## Task description
Go line by line through the listing below and copy those that hold "Marketing".

## Records shown
★ ★ ★ ★ ★ ★ ★

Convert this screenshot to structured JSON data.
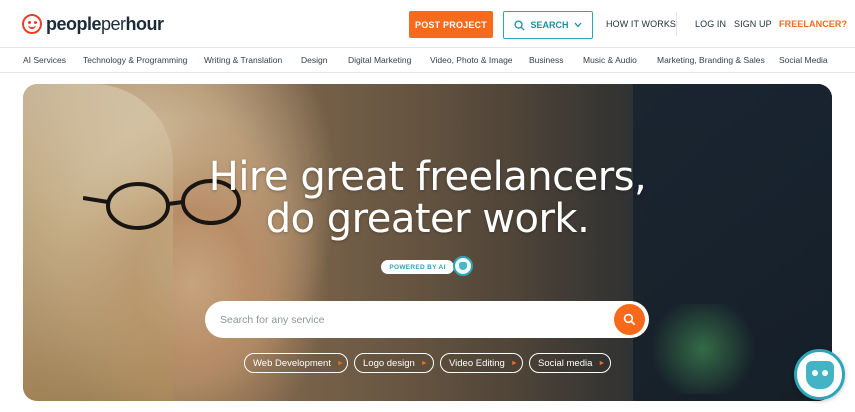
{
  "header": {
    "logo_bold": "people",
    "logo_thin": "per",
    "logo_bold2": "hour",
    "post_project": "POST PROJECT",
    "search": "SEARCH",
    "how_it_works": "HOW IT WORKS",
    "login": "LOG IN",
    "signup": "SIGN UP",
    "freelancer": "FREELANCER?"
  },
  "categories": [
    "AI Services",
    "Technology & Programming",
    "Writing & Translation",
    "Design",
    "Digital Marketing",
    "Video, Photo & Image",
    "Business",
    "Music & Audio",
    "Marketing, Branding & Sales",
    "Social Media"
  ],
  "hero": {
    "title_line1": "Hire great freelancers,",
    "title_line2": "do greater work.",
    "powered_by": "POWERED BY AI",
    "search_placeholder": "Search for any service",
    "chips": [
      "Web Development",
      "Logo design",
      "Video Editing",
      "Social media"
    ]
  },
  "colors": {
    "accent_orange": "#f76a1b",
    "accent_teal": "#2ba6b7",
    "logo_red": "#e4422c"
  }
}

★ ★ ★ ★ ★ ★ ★

## Answer for this exercise
    "Digital Marketing",
    "Marketing, Branding & Sales",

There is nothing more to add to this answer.